::: DATA PROVIDED :::
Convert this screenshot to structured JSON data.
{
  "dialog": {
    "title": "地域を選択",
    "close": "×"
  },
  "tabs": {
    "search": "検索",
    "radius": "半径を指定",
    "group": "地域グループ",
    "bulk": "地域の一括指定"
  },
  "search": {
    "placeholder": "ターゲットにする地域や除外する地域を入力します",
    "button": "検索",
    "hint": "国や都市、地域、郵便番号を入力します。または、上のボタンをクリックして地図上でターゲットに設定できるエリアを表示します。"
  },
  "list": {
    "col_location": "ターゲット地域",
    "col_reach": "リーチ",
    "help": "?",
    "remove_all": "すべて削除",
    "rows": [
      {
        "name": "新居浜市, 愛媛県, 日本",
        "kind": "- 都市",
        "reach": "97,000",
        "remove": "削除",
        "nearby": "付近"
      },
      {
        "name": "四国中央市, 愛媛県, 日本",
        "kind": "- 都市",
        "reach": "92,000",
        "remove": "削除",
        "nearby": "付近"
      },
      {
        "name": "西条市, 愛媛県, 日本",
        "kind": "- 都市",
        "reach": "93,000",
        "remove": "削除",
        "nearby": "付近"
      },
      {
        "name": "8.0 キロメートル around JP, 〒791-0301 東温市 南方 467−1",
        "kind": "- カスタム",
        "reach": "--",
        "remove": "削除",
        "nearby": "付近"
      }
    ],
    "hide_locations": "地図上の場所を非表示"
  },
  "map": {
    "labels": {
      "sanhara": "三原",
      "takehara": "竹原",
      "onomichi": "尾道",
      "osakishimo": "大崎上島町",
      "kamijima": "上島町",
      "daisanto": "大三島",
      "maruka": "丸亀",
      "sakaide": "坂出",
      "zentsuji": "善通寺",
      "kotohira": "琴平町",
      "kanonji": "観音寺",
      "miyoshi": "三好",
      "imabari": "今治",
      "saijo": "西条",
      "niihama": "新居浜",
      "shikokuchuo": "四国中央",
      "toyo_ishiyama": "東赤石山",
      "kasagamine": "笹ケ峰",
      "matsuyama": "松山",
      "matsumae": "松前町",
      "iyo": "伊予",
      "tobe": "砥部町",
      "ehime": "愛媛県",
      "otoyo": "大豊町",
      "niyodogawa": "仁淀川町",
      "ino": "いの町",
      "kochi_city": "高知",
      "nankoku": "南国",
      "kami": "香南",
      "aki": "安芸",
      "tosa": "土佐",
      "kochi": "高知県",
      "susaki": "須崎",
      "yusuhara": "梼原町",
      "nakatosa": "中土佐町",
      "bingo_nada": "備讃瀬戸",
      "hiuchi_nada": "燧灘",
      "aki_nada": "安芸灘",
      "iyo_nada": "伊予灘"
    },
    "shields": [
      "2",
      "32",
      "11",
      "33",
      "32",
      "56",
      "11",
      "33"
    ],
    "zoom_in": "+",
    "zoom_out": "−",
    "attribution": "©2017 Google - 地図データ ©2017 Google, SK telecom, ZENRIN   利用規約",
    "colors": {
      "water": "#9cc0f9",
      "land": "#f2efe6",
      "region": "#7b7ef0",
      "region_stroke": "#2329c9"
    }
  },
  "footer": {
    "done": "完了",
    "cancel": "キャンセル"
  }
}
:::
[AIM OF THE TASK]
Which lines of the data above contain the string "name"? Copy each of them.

[EXERCISE RESULT]
        "name": "新居浜市, 愛媛県, 日本",
        "name": "四国中央市, 愛媛県, 日本",
        "name": "西条市, 愛媛県, 日本",
        "name": "8.0 キロメートル around JP, 〒791-0301 東温市 南方 467−1",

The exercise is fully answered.